◆ Provided material
______________________________

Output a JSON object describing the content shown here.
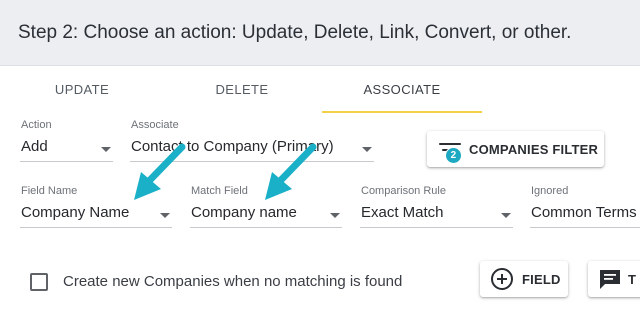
{
  "header": {
    "title": "Step 2: Choose an action: Update, Delete, Link, Convert, or other."
  },
  "tabs": [
    {
      "label": "UPDATE"
    },
    {
      "label": "DELETE"
    },
    {
      "label": "ASSOCIATE",
      "active": true
    }
  ],
  "row1": {
    "action": {
      "label": "Action",
      "value": "Add"
    },
    "associate": {
      "label": "Associate",
      "value": "Contact to Company (Primary)"
    },
    "filter_button": {
      "label": "COMPANIES FILTER",
      "badge": "2",
      "icon": "filter-icon"
    }
  },
  "row2": {
    "field_name": {
      "label": "Field Name",
      "value": "Company Name"
    },
    "match_field": {
      "label": "Match Field",
      "value": "Company name"
    },
    "comparison_rule": {
      "label": "Comparison Rule",
      "value": "Exact Match"
    },
    "ignored": {
      "label": "Ignored",
      "value": "Common Terms"
    }
  },
  "bottom": {
    "checkbox_label": "Create new Companies when no matching is found",
    "checkbox_checked": false,
    "field_button": {
      "label": "FIELD",
      "icon": "add-circle-icon"
    },
    "text_button": {
      "label": "T",
      "icon": "text-icon"
    }
  },
  "colors": {
    "accent_underline": "#f3d24a",
    "badge": "#1da9c2",
    "annotation_arrow": "#1ab0c8"
  }
}
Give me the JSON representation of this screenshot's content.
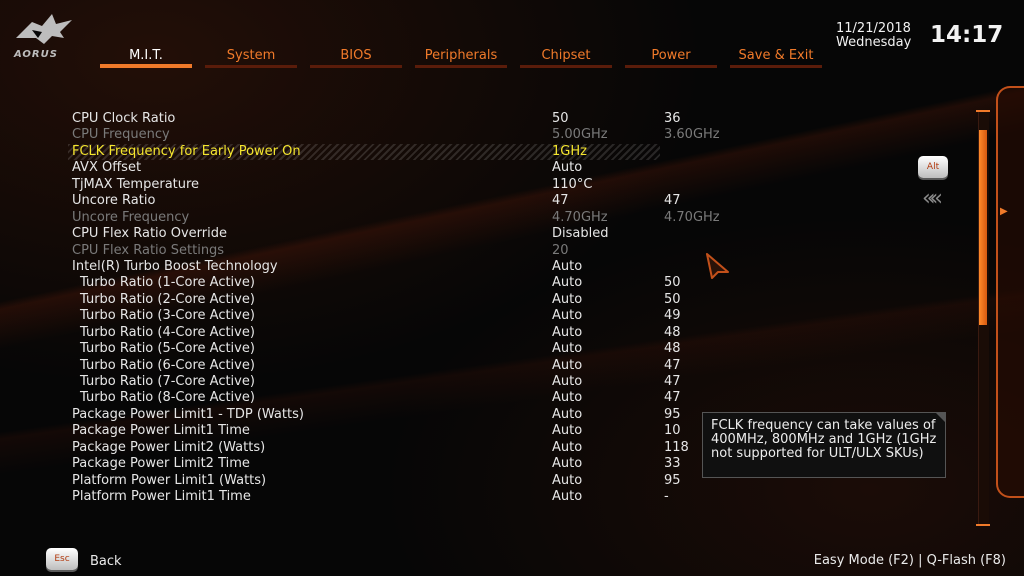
{
  "header": {
    "logo_text": "AORUS",
    "date": "11/21/2018",
    "day": "Wednesday",
    "time": "14:17",
    "tabs": [
      {
        "label": "M.I.T."
      },
      {
        "label": "System"
      },
      {
        "label": "BIOS"
      },
      {
        "label": "Peripherals"
      },
      {
        "label": "Chipset"
      },
      {
        "label": "Power"
      },
      {
        "label": "Save & Exit"
      }
    ],
    "active_tab": "M.I.T."
  },
  "settings": [
    {
      "label": "CPU Clock Ratio",
      "value": "50",
      "value2": "36"
    },
    {
      "label": "CPU Frequency",
      "value": "5.00GHz",
      "value2": "3.60GHz"
    },
    {
      "label": "FCLK Frequency for Early Power On",
      "value": "1GHz",
      "value2": ""
    },
    {
      "label": "AVX Offset",
      "value": "Auto",
      "value2": ""
    },
    {
      "label": "TjMAX Temperature",
      "value": "110°C",
      "value2": ""
    },
    {
      "label": "Uncore Ratio",
      "value": "47",
      "value2": "47"
    },
    {
      "label": "Uncore Frequency",
      "value": "4.70GHz",
      "value2": "4.70GHz"
    },
    {
      "label": "CPU Flex Ratio Override",
      "value": "Disabled",
      "value2": ""
    },
    {
      "label": "CPU Flex Ratio Settings",
      "value": "20",
      "value2": ""
    },
    {
      "label": "Intel(R) Turbo Boost Technology",
      "value": "Auto",
      "value2": ""
    },
    {
      "label": "Turbo Ratio (1-Core Active)",
      "value": "Auto",
      "value2": "50"
    },
    {
      "label": "Turbo Ratio (2-Core Active)",
      "value": "Auto",
      "value2": "50"
    },
    {
      "label": "Turbo Ratio (3-Core Active)",
      "value": "Auto",
      "value2": "49"
    },
    {
      "label": "Turbo Ratio (4-Core Active)",
      "value": "Auto",
      "value2": "48"
    },
    {
      "label": "Turbo Ratio (5-Core Active)",
      "value": "Auto",
      "value2": "48"
    },
    {
      "label": "Turbo Ratio (6-Core Active)",
      "value": "Auto",
      "value2": "47"
    },
    {
      "label": "Turbo Ratio (7-Core Active)",
      "value": "Auto",
      "value2": "47"
    },
    {
      "label": "Turbo Ratio (8-Core Active)",
      "value": "Auto",
      "value2": "47"
    },
    {
      "label": "Package Power Limit1 - TDP (Watts)",
      "value": "Auto",
      "value2": "95"
    },
    {
      "label": "Package Power Limit1 Time",
      "value": "Auto",
      "value2": "10"
    },
    {
      "label": "Package Power Limit2 (Watts)",
      "value": "Auto",
      "value2": "118"
    },
    {
      "label": "Package Power Limit2 Time",
      "value": "Auto",
      "value2": "33"
    },
    {
      "label": "Platform Power Limit1 (Watts)",
      "value": "Auto",
      "value2": "95"
    },
    {
      "label": "Platform Power Limit1 Time",
      "value": "Auto",
      "value2": "-"
    }
  ],
  "help": {
    "text": "FCLK frequency can take values of 400MHz, 800MHz and 1GHz (1GHz not supported for ULT/ULX SKUs)"
  },
  "side": {
    "alt_label": "Alt",
    "collapse_glyph": "«"
  },
  "scrollbar": {
    "position_fraction": 0.0,
    "visible_fraction": 0.47
  },
  "footer": {
    "esc_label": "Esc",
    "back_label": "Back",
    "right_text": "Easy Mode (F2)  |  Q-Flash (F8)"
  },
  "colors": {
    "accent": "#f07a2a",
    "selected_text": "#f5e62e",
    "disabled_text": "#7a7a7a"
  }
}
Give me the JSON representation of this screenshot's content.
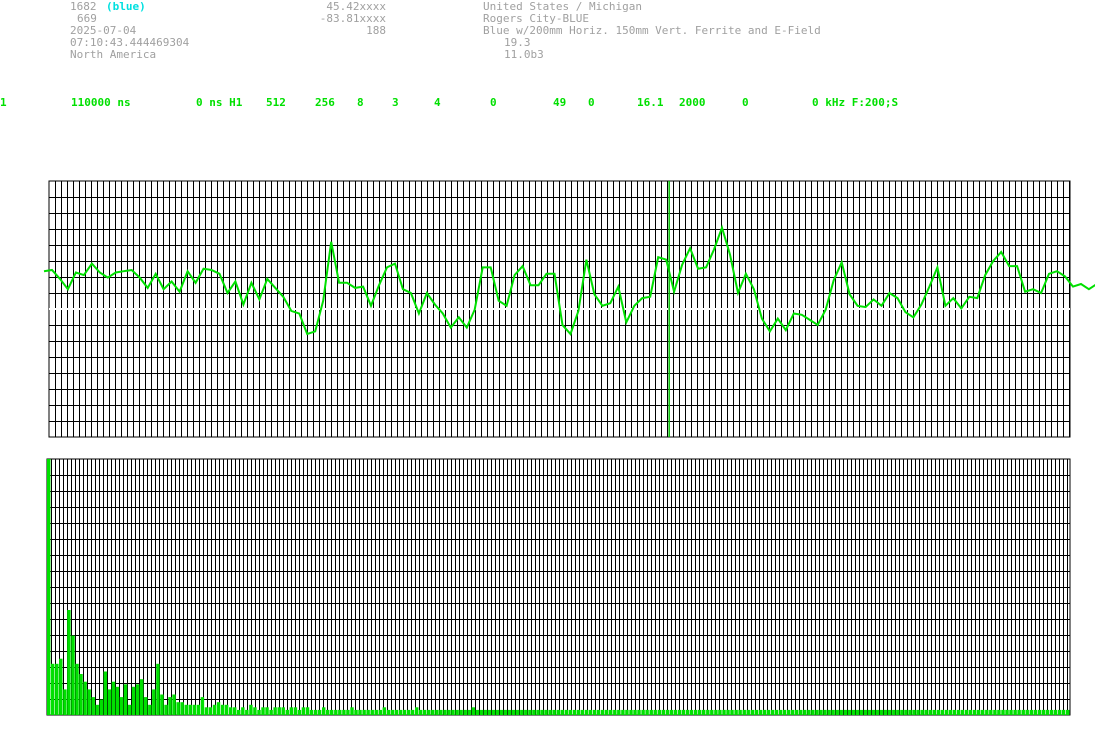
{
  "header": {
    "station_id": "1682",
    "station_tag": "(blue)",
    "count": "669",
    "date": "2025-07-04",
    "time": "07:10:43.444469304",
    "region": "North America",
    "latitude": "45.42xxxx",
    "longitude": "-83.81xxxx",
    "altitude": "188",
    "country_state": "United States / Michigan",
    "city": "Rogers City-BLUE",
    "antenna": "Blue w/200mm Horiz. 150mm Vert. Ferrite and E-Field",
    "value_a": "19.3",
    "value_b": "11.0b3"
  },
  "params_row": [
    "1",
    "110000 ns",
    "0 ns H1",
    "512",
    "256",
    "8",
    "3",
    "4",
    "0",
    "49",
    "0",
    "16.1",
    "2000",
    "0",
    "0 kHz F:200;S"
  ],
  "colors": {
    "text_gray": "#a0a0a0",
    "text_cyan": "#00e0e0",
    "text_green": "#00e000",
    "trace_green": "#00e000",
    "grid": "#000000",
    "marker": "#00c000",
    "baseline": "#ffffff"
  },
  "chart_data": [
    {
      "type": "line",
      "title": "",
      "xlabel": "",
      "ylabel": "",
      "grid": true,
      "xlim": [
        0,
        1024
      ],
      "ylim": [
        -1,
        1
      ],
      "marker_x": 622,
      "x_step": 8,
      "values": [
        0.27,
        0.33,
        0.21,
        0.18,
        0.26,
        0.29,
        0.33,
        0.31,
        0.22,
        0.31,
        0.27,
        0.33,
        0.22,
        0.19,
        0.25,
        0.18,
        0.19,
        0.16,
        0.27,
        0.23,
        0.29,
        0.33,
        0.25,
        0.15,
        0.19,
        0.06,
        0.18,
        0.1,
        0.21,
        0.19,
        0.07,
        0.01,
        -0.06,
        -0.17,
        -0.2,
        0.09,
        0.5,
        0.23,
        0.18,
        0.19,
        0.15,
        0.05,
        0.16,
        0.35,
        0.33,
        0.18,
        0.1,
        -0.01,
        0.1,
        0.06,
        -0.06,
        -0.12,
        -0.09,
        -0.12,
        -0.03,
        0.35,
        0.3,
        0.09,
        0.0,
        0.29,
        0.31,
        0.21,
        0.16,
        0.3,
        0.25,
        -0.1,
        -0.22,
        0.01,
        0.36,
        0.14,
        0.0,
        0.07,
        0.15,
        -0.08,
        0.0,
        0.11,
        0.07,
        0.43,
        0.36,
        0.16,
        0.32,
        0.5,
        0.29,
        0.35,
        0.44,
        0.66,
        0.4,
        0.15,
        0.25,
        0.18,
        -0.1,
        -0.15,
        -0.1,
        -0.14,
        -0.06,
        -0.02,
        -0.11,
        -0.1,
        -0.03,
        0.25,
        0.34,
        0.14,
        0.0,
        0.04,
        0.05,
        0.05,
        0.1,
        0.11,
        -0.05,
        -0.04,
        0.01,
        0.2,
        0.3,
        0.05,
        0.06,
        0.03,
        0.07,
        0.11,
        0.24,
        0.4,
        0.42,
        0.36,
        0.31,
        0.16,
        0.13,
        0.15,
        0.25,
        0.32,
        0.23,
        0.2,
        0.17,
        0.18,
        0.17,
        0.27,
        0.24,
        0.1,
        0.06,
        0.1,
        0.06
      ]
    },
    {
      "type": "bar",
      "title": "",
      "xlabel": "",
      "ylabel": "",
      "grid": true,
      "ylim": [
        0,
        1
      ],
      "values": [
        1.0,
        0.2,
        0.2,
        0.22,
        0.1,
        0.41,
        0.31,
        0.2,
        0.16,
        0.13,
        0.1,
        0.07,
        0.04,
        0.06,
        0.17,
        0.1,
        0.13,
        0.11,
        0.07,
        0.12,
        0.04,
        0.11,
        0.12,
        0.14,
        0.07,
        0.04,
        0.1,
        0.2,
        0.08,
        0.04,
        0.07,
        0.08,
        0.05,
        0.05,
        0.04,
        0.04,
        0.04,
        0.04,
        0.07,
        0.03,
        0.03,
        0.04,
        0.05,
        0.04,
        0.04,
        0.03,
        0.03,
        0.02,
        0.03,
        0.02,
        0.04,
        0.03,
        0.02,
        0.03,
        0.03,
        0.02,
        0.03,
        0.03,
        0.03,
        0.02,
        0.03,
        0.03,
        0.02,
        0.03,
        0.03,
        0.02,
        0.02,
        0.02,
        0.03,
        0.02,
        0.02,
        0.02,
        0.02,
        0.02,
        0.02,
        0.03,
        0.02,
        0.02,
        0.02,
        0.02,
        0.02,
        0.02,
        0.02,
        0.03,
        0.02,
        0.02,
        0.02,
        0.02,
        0.02,
        0.02,
        0.02,
        0.03,
        0.02,
        0.02,
        0.02,
        0.02,
        0.02,
        0.02,
        0.02,
        0.02,
        0.02,
        0.02,
        0.02,
        0.02,
        0.02,
        0.03,
        0.02,
        0.02,
        0.02,
        0.02,
        0.02,
        0.02,
        0.02,
        0.02,
        0.02,
        0.02,
        0.02,
        0.02,
        0.02,
        0.02,
        0.02,
        0.02,
        0.02,
        0.02,
        0.02,
        0.02,
        0.02,
        0.02,
        0.02,
        0.02,
        0.02,
        0.02,
        0.02,
        0.02,
        0.02,
        0.02,
        0.02,
        0.02,
        0.02,
        0.02,
        0.02,
        0.02,
        0.02,
        0.02,
        0.02,
        0.02,
        0.02,
        0.02,
        0.02,
        0.02,
        0.02,
        0.02,
        0.02,
        0.02,
        0.02,
        0.02,
        0.02,
        0.02,
        0.02,
        0.02,
        0.02,
        0.02,
        0.02,
        0.02,
        0.02,
        0.02,
        0.02,
        0.02,
        0.02,
        0.02,
        0.02,
        0.02,
        0.02,
        0.02,
        0.02,
        0.02,
        0.02,
        0.02,
        0.02,
        0.02,
        0.02,
        0.02,
        0.02,
        0.02,
        0.02,
        0.02,
        0.02,
        0.02,
        0.02,
        0.02,
        0.02,
        0.02,
        0.02,
        0.02,
        0.02,
        0.02,
        0.02,
        0.02,
        0.02,
        0.02,
        0.02,
        0.02,
        0.02,
        0.02,
        0.02,
        0.02,
        0.02,
        0.02,
        0.02,
        0.02,
        0.02,
        0.02,
        0.02,
        0.02,
        0.02,
        0.02,
        0.02,
        0.02,
        0.02,
        0.02,
        0.02,
        0.02,
        0.02,
        0.02,
        0.02,
        0.02,
        0.02,
        0.02,
        0.02,
        0.02,
        0.02,
        0.02,
        0.02,
        0.02,
        0.02,
        0.02,
        0.02,
        0.02,
        0.02,
        0.02,
        0.02,
        0.02,
        0.02,
        0.02,
        0.02,
        0.02,
        0.02,
        0.02,
        0.02,
        0.02,
        0.02,
        0.02,
        0.02
      ]
    }
  ]
}
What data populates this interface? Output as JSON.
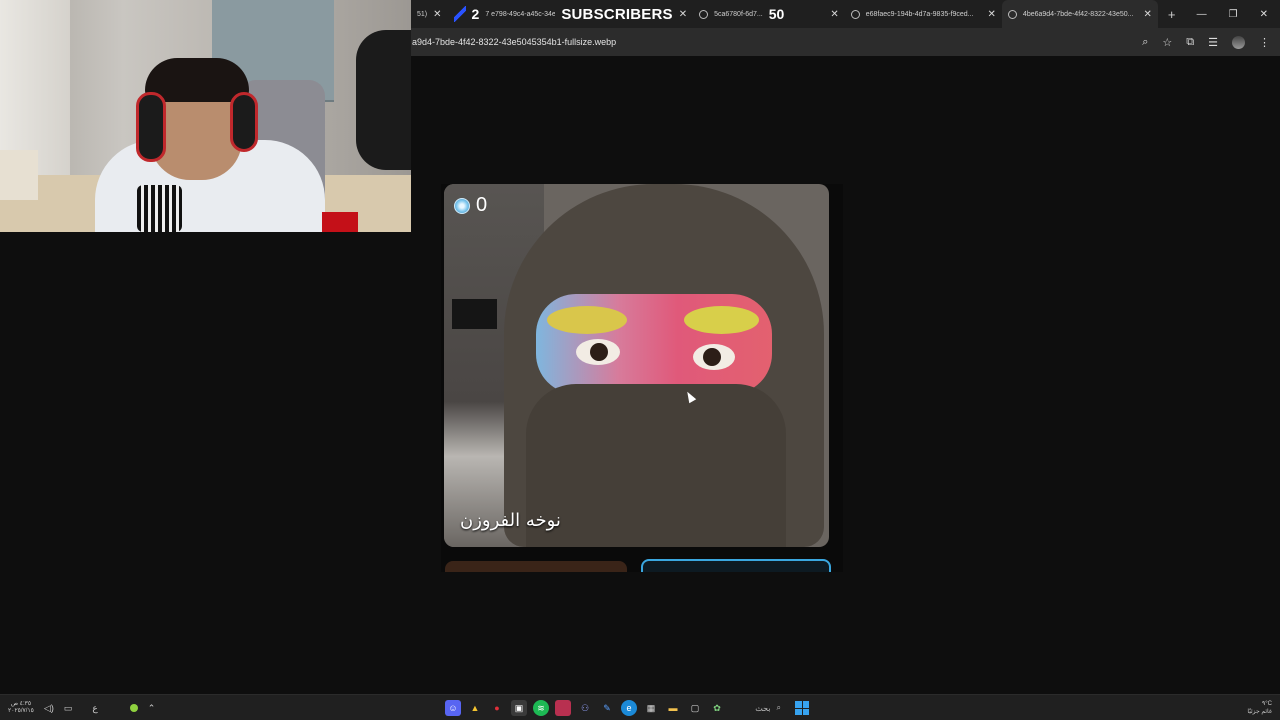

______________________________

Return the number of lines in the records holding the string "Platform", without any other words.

◆ Answer box
2